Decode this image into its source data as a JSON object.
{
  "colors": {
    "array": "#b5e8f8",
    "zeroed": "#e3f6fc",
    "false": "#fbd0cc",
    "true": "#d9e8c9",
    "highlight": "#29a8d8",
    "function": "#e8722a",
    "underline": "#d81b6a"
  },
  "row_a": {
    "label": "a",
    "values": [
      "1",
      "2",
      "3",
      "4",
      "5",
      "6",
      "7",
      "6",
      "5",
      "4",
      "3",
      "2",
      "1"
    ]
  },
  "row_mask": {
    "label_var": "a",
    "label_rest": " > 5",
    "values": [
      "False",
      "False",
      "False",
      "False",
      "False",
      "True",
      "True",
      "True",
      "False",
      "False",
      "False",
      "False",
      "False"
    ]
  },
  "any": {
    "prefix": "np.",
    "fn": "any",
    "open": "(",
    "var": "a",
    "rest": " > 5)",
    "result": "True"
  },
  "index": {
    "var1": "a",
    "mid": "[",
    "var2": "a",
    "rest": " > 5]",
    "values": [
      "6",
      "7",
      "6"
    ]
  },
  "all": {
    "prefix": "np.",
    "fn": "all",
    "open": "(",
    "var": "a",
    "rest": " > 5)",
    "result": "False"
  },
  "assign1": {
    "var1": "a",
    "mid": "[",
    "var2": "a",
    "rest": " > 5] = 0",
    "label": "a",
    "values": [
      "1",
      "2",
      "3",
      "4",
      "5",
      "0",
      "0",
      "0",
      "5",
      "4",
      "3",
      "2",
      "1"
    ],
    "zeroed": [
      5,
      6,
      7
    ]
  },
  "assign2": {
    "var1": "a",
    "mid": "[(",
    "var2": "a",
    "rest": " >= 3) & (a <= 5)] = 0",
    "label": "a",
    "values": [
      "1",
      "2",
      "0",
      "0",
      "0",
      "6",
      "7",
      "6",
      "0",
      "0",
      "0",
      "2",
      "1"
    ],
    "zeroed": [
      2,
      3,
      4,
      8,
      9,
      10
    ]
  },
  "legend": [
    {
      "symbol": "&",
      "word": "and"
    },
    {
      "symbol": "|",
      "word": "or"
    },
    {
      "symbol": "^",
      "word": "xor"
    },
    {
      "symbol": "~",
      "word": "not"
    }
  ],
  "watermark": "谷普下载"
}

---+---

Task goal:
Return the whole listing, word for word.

Completed task:
Decode this image into its source data as a JSON object.
{
  "colors": {
    "array": "#b5e8f8",
    "zeroed": "#e3f6fc",
    "false": "#fbd0cc",
    "true": "#d9e8c9",
    "highlight": "#29a8d8",
    "function": "#e8722a",
    "underline": "#d81b6a"
  },
  "row_a": {
    "label": "a",
    "values": [
      "1",
      "2",
      "3",
      "4",
      "5",
      "6",
      "7",
      "6",
      "5",
      "4",
      "3",
      "2",
      "1"
    ]
  },
  "row_mask": {
    "label_var": "a",
    "label_rest": " > 5",
    "values": [
      "False",
      "False",
      "False",
      "False",
      "False",
      "True",
      "True",
      "True",
      "False",
      "False",
      "False",
      "False",
      "False"
    ]
  },
  "any": {
    "prefix": "np.",
    "fn": "any",
    "open": "(",
    "var": "a",
    "rest": " > 5)",
    "result": "True"
  },
  "index": {
    "var1": "a",
    "mid": "[",
    "var2": "a",
    "rest": " > 5]",
    "values": [
      "6",
      "7",
      "6"
    ]
  },
  "all": {
    "prefix": "np.",
    "fn": "all",
    "open": "(",
    "var": "a",
    "rest": " > 5)",
    "result": "False"
  },
  "assign1": {
    "var1": "a",
    "mid": "[",
    "var2": "a",
    "rest": " > 5] = 0",
    "label": "a",
    "values": [
      "1",
      "2",
      "3",
      "4",
      "5",
      "0",
      "0",
      "0",
      "5",
      "4",
      "3",
      "2",
      "1"
    ],
    "zeroed": [
      5,
      6,
      7
    ]
  },
  "assign2": {
    "var1": "a",
    "mid": "[(",
    "var2": "a",
    "rest": " >= 3) & (a <= 5)] = 0",
    "label": "a",
    "values": [
      "1",
      "2",
      "0",
      "0",
      "0",
      "6",
      "7",
      "6",
      "0",
      "0",
      "0",
      "2",
      "1"
    ],
    "zeroed": [
      2,
      3,
      4,
      8,
      9,
      10
    ]
  },
  "legend": [
    {
      "symbol": "&",
      "word": "and"
    },
    {
      "symbol": "|",
      "word": "or"
    },
    {
      "symbol": "^",
      "word": "xor"
    },
    {
      "symbol": "~",
      "word": "not"
    }
  ],
  "watermark": "谷普下载"
}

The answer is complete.